In October 2012, the first Watch Day event held in the region took place in the town of Sawara during the annual autumn festival, a centuries-old tradition. A parade of traditional floats from Sawara’s communities converged on the center of the town, amid traditional music and dances.
After the second inclusion of the East Japan Earthquake Heritage Sites on the 2014 Watch, between October 2014 and May 2015, we worked with the Executive Committee of Ishinomaki Cultural Heritage Restoration and Reconstruction to restore the Kannon-do (main) Hall at Tenyuji Temple in Ogatsu. The eighteenth-century building had collapsed in the disaster, but enough of the hall survived to restore it to its original use. The restoration was supported by American Express and served as an inspiration to the community and a powerful symbol of possibility for other rebuilding communities in the region.
Two towns in the Miyagi prefecture celebrated the region’s second Watch Day event in November 2014. A variety of events including exhibitions, guided tours, and workshops for schoolchildren were held at six historic sites in the city of Kesennuma and at the eighteenth-century Tenyuji Temple in Ogatsu.
Our work in these three towns located in the Tōhoku and Kantō regions of Japan aims to help reinvigorate the local economy and boost town morale by rebuilding the tourist economy.
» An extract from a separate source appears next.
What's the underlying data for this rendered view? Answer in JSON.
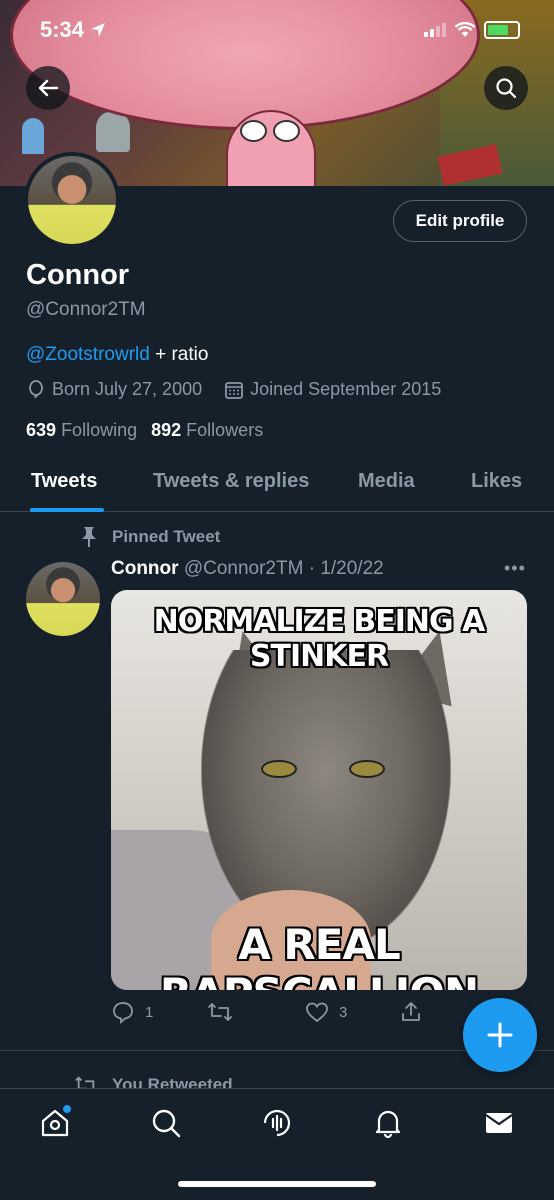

Each year visitor rates continue to grow closer to their pre-earthquake figures, and substantial funds have been raised to continue assisting local residents and business owners in their recovery efforts.